What is a Flood?
OK at first this may seem like one of those “Duh?” questions, however the National Flood Insurance Program has established a legal definition for a flood as follows:
A flood is a general and temporary condition where two or more acres of normally dry land or two or more properties are inundated by water or mudflow.
Anywhere it rains it can flood.
Many conditions can result in a flood: hurricanes, broken levees, outdated or clogged drainage systems and rapid accumulation of rainfall.
Just because you haven’t experienced a flood in the past, doesn’t mean you won’t in the future. Flood risk isn’t just based on history, it’s also based on a number of factors: such as rainfall, river-flow and tidal-surge data, topography, flood-control measures, and changes due to building and development. New development miles upstream can create flooding in your area.

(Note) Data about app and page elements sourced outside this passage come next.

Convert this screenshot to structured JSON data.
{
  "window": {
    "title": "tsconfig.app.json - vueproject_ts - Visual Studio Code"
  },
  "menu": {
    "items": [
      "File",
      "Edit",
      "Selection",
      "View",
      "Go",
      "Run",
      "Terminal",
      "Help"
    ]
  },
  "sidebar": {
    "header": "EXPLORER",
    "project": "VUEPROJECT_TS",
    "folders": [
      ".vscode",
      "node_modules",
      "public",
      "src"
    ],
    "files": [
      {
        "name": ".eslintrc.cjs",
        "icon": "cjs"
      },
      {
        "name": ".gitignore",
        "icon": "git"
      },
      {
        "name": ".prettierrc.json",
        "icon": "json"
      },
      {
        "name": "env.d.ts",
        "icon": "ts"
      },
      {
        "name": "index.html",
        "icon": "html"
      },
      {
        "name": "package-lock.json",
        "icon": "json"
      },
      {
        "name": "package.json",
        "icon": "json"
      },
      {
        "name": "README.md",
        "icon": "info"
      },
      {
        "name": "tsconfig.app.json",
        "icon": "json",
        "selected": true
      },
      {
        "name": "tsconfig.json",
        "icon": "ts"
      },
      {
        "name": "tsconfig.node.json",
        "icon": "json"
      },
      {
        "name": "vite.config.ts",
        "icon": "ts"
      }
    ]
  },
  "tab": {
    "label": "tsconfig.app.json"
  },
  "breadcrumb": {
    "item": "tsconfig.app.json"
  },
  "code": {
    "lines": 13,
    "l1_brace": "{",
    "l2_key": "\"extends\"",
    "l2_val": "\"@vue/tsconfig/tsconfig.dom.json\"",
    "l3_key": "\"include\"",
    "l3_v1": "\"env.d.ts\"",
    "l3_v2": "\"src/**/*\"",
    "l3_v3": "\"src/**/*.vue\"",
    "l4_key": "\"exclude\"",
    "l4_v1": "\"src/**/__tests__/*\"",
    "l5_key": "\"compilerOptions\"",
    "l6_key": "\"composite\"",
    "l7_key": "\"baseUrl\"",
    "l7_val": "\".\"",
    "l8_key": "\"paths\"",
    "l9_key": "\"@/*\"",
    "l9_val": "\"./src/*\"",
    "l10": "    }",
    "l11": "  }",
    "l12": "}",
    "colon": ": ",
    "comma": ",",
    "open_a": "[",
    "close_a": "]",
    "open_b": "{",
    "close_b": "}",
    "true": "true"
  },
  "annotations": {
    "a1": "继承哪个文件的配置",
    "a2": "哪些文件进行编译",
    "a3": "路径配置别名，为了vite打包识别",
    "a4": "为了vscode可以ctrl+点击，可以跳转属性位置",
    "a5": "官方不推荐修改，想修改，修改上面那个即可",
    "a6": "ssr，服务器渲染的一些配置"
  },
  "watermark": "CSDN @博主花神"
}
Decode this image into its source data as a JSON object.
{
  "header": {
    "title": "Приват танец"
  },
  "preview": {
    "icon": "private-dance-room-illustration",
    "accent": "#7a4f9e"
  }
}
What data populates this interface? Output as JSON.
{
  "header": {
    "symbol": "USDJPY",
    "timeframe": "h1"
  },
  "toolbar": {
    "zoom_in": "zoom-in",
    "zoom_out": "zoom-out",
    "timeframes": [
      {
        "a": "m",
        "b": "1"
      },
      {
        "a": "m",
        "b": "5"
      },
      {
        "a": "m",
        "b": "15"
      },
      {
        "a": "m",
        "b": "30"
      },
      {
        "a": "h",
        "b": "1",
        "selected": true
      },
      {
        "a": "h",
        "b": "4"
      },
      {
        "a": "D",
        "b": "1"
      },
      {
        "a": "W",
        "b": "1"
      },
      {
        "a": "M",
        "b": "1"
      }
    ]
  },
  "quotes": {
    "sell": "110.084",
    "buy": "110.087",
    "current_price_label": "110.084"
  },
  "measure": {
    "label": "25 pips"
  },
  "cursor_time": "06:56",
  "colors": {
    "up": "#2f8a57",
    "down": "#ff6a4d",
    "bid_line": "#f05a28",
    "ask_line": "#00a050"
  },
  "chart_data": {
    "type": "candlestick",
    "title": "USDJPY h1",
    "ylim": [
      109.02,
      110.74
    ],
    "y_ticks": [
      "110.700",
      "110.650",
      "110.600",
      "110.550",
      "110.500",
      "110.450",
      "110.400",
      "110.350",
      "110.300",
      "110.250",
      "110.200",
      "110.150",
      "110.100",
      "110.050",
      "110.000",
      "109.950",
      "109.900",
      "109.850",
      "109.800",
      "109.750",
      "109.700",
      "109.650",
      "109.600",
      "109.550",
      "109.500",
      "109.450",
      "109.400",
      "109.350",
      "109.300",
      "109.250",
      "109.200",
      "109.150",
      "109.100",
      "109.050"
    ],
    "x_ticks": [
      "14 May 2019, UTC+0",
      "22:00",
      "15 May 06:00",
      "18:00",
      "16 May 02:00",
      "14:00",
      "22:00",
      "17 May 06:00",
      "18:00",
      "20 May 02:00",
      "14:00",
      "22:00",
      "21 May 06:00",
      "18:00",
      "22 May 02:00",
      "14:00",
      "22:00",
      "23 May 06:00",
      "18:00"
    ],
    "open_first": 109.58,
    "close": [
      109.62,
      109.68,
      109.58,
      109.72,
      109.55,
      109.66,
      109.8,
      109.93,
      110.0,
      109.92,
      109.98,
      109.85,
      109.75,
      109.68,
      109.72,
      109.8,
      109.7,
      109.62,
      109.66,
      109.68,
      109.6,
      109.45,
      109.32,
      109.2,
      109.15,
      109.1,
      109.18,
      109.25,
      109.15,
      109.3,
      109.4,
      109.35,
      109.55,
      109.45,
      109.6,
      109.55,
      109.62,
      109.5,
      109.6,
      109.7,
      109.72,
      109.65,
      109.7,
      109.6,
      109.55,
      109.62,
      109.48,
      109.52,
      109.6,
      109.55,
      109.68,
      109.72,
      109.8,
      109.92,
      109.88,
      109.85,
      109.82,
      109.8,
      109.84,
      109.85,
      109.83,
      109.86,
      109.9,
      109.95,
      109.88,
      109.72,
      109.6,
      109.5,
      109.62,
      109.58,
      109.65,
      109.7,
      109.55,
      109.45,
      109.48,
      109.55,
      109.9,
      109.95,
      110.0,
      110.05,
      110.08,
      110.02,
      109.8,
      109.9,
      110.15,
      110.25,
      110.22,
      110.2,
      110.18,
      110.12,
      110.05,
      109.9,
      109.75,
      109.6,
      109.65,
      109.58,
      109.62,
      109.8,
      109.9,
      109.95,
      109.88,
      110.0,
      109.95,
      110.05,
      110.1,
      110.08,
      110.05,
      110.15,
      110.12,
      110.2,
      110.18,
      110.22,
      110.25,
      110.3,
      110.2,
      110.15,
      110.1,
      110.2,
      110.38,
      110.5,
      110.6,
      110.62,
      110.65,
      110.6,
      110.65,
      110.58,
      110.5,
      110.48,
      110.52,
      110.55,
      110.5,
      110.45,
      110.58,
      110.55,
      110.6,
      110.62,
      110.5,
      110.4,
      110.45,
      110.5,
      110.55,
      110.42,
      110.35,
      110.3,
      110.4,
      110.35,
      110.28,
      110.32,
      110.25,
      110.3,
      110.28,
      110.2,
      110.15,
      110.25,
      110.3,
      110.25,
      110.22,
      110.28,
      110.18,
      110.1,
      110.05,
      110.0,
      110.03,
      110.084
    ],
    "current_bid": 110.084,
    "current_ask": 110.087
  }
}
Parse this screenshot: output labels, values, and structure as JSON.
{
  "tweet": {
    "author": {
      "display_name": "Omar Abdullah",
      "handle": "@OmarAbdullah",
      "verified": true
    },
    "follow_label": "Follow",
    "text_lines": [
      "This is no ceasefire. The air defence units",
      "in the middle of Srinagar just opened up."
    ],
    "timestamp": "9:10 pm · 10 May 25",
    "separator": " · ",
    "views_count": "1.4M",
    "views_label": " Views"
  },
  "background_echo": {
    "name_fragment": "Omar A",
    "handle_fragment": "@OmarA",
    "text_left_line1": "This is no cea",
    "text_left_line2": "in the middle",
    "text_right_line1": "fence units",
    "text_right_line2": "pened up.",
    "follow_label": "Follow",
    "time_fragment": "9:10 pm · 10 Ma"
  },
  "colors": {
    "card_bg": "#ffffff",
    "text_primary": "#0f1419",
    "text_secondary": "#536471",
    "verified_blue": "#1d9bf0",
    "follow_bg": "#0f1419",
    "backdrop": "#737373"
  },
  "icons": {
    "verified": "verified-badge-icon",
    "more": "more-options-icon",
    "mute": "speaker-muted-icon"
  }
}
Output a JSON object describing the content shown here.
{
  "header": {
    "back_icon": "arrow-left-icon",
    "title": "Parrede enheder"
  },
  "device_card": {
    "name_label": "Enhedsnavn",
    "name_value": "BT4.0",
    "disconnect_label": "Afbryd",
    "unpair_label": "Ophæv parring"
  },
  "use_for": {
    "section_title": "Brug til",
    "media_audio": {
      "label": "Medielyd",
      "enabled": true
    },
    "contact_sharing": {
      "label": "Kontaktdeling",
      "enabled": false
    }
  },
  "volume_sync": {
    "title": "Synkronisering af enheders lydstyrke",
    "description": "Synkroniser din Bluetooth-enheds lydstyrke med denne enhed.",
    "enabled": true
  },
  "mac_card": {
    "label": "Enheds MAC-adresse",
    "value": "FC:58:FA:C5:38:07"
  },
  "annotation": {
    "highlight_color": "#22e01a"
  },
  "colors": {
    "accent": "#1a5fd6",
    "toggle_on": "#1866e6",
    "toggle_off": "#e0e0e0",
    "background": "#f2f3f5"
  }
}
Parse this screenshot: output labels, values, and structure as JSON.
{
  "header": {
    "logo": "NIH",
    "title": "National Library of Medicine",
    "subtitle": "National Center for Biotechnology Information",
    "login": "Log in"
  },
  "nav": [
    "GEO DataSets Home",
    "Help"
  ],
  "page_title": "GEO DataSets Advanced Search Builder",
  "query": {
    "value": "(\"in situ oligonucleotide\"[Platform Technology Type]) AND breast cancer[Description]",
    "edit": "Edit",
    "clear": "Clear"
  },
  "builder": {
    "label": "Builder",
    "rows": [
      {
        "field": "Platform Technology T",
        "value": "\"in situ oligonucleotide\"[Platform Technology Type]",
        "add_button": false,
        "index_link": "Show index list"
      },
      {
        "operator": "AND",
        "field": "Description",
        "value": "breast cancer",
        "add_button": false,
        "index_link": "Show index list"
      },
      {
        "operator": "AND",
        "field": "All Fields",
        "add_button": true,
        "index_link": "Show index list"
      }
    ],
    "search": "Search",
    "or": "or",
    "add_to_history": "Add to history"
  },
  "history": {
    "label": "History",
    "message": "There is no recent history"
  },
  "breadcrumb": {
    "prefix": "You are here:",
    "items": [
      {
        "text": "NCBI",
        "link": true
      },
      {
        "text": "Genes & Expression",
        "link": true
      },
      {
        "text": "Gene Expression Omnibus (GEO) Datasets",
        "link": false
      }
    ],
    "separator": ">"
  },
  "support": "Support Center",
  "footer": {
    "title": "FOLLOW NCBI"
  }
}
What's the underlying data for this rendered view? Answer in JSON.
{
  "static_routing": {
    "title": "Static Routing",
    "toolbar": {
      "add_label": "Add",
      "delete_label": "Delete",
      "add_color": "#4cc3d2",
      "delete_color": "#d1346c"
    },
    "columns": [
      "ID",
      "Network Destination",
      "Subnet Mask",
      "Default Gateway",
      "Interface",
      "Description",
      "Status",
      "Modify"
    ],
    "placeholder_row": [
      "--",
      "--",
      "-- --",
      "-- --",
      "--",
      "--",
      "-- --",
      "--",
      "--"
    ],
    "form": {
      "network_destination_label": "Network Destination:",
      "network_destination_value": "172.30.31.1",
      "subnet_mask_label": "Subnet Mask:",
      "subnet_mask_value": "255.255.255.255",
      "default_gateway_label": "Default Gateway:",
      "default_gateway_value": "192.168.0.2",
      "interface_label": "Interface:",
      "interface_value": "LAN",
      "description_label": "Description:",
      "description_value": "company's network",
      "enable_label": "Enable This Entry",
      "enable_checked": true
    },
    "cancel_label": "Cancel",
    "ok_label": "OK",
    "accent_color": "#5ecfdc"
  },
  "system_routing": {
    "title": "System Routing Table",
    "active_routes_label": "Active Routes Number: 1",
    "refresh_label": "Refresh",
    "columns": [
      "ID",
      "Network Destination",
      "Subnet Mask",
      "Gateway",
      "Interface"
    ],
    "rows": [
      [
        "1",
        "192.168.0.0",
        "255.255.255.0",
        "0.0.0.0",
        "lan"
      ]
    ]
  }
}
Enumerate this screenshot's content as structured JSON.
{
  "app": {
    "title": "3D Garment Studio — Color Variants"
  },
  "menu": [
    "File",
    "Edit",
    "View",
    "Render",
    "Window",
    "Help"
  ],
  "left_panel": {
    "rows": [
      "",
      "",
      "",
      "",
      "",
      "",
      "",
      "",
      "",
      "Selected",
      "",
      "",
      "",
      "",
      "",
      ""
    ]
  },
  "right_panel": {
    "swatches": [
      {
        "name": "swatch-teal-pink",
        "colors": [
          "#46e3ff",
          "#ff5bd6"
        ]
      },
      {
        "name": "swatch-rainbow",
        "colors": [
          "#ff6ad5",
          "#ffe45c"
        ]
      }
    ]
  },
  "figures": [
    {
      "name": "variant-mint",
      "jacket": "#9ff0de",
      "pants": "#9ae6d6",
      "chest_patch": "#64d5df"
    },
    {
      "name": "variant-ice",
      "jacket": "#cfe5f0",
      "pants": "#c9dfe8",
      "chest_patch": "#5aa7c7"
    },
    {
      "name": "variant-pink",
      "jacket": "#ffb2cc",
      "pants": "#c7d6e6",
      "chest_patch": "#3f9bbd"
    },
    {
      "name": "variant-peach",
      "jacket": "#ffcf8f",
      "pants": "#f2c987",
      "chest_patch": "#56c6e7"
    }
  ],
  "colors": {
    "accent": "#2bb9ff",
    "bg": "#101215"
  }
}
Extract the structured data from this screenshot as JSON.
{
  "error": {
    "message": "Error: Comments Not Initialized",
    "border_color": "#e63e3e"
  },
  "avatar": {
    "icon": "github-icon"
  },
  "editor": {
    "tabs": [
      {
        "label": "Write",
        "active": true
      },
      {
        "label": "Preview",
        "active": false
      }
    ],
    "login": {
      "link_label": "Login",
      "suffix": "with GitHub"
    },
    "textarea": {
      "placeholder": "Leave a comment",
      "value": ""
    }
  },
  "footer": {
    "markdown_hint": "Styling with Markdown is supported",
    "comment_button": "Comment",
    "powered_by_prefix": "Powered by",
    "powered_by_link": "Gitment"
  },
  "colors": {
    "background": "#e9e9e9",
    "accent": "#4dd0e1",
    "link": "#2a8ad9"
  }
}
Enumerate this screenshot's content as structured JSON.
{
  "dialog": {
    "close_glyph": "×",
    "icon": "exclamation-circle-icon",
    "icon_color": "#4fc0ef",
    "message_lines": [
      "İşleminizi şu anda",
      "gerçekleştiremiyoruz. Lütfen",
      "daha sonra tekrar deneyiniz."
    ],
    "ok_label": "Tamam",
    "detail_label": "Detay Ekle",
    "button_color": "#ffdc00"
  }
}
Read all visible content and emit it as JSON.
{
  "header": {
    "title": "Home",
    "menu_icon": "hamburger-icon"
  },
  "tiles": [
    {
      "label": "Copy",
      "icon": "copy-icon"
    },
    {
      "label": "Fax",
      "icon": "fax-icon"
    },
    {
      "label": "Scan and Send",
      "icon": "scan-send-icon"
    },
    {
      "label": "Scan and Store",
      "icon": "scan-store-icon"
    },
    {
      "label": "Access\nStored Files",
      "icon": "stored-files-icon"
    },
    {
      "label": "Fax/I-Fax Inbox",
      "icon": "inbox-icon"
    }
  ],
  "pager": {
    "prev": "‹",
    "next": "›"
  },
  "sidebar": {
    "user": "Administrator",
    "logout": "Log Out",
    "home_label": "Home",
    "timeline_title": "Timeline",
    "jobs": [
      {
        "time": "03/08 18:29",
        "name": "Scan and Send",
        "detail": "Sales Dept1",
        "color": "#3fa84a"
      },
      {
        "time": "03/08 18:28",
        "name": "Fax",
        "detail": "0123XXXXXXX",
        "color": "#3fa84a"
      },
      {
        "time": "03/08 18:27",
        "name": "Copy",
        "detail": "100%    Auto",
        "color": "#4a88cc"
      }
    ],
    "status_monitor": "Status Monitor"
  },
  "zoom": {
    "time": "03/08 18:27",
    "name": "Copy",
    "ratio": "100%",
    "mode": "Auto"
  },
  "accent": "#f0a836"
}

Flood-hazard maps have been created to show different degrees of risk for your community, which help determine the cost of flood insurance. The lower the degree of risk, the lower the flood insurance premium.